Better late than never.
Novavax announced Monday that its coronavirus vaccine was 90.4 percent effective in preventing COVID-19 cases and 100 percent effective in preventing moderate to severe illness in Phase 3 trials, putting it on the same playing field how highly effective mRNA shots provide.
The studies, which enrolled 29,960 people in the US and Mexico, were conducted as more communicable variants spread and the alpha variant, first discovered in the UK, became dominant in the US
Such results show that the vaccine could be highly effective – about 93 percent – against new variants, the company said in a press release. It added that its recombinant nanoparticle protein-based vaccine – which does not need to be stored at extremely low temperatures – was 100 percent effective against the earlier virus variants.
The catch: the vaccine won’t hit the market anytime soon.
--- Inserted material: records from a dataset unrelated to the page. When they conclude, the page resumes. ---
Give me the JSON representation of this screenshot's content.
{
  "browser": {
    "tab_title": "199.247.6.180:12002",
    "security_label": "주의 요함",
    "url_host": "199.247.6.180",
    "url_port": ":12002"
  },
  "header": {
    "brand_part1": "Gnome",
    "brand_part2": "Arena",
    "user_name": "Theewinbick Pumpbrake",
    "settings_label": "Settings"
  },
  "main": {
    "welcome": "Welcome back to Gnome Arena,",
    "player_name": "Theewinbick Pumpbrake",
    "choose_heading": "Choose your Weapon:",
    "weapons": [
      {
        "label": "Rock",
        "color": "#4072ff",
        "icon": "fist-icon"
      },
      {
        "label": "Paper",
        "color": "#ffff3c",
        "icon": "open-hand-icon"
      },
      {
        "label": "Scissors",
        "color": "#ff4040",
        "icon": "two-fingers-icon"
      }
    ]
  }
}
The US company said it won’t submit to regulators until the third quarter of the year – by which time the vast majority of Europeans, Britons and Americans should already be vaccinated.
Novavax knows it’s behind this.
“Last year we had to build a company and a vaccine,” Novavax’s director of research and development Gregory Glenn told reporters, explaining that technology transfers and production scaling take a “long time”.
But Glenn backed off when asked if the company had delayed regulatory approval because it faced manufacturing issues, insisting that he “didn’t see anything abnormal other than the timeframe by which we’d both judge.” and that we are working towards “. . ”
“It’s just a review of … every little breath we take,” he said.
In the longer term, however, Novavax’s future may not lie so much with affluent countries as with the global south.
The company’s high rate of effectiveness and strong potential against variants solidify its place in the next generation of vaccines. And his big deals to supply COVAX – the World Health Organization mechanism; Gavi, the vaccination alliance; and CEPI to provide global access to coronavirus vaccines – which means it could overtake Oxford / AstraZeneca as a more effective “folk vaccine”.
COVAX should receive approximately 1.1 billion doses of the Oxford / AstraZeneca vaccine and another 1.1 billion doses of the Novavax vaccine. But poorer countries have often rolled back on the adoption of Oxford / AstraZeneca vaccines, which are viewed as “used” donations from rich countries. South Sudan sent thousands Cans returned due to safety concerns while others, like Malawi, incinerated them due to deterioration.
At the same time, global vaccine inequality has become an increasingly controversial issue. The G7 countries missed their promise over the weekend to donate 1 billion doses of their vaccines next year – and at the same time secure even more doses for possible boosters, such as the EU’s 1.8 billion dose deal with BioNTech / Pfizer .
“We believe our vaccine could do a lot of good … especially through this COVAX mechanism that would allow us to distribute our vaccine to the poorest parts of the world,” said Glenn. “We’re currently working harder seven days a week to make this happen.”
Still, Novavax does not want to write off its potential in the affluent world.
“You will see immunity wear off and you will need a boost,” said Glenn, introducing Novavax’s older, proven technology as another option for the newer mRNA jabs that some may hesitate. “Our vaccine offers a really nice alternative in the sense that it is a recombinant adjuvant vaccine. These are licensed; there is a lot of experience with them for safety reasons.”
This story has been updated.
This article is part of POLITICSPremium Policy Service: Pro Health Care. Whether drug prices, EMA, vaccines, pharmaceuticals and more – our specialist journalists keep you up to date on health policy issues. E-mail [email protected] for a free trial.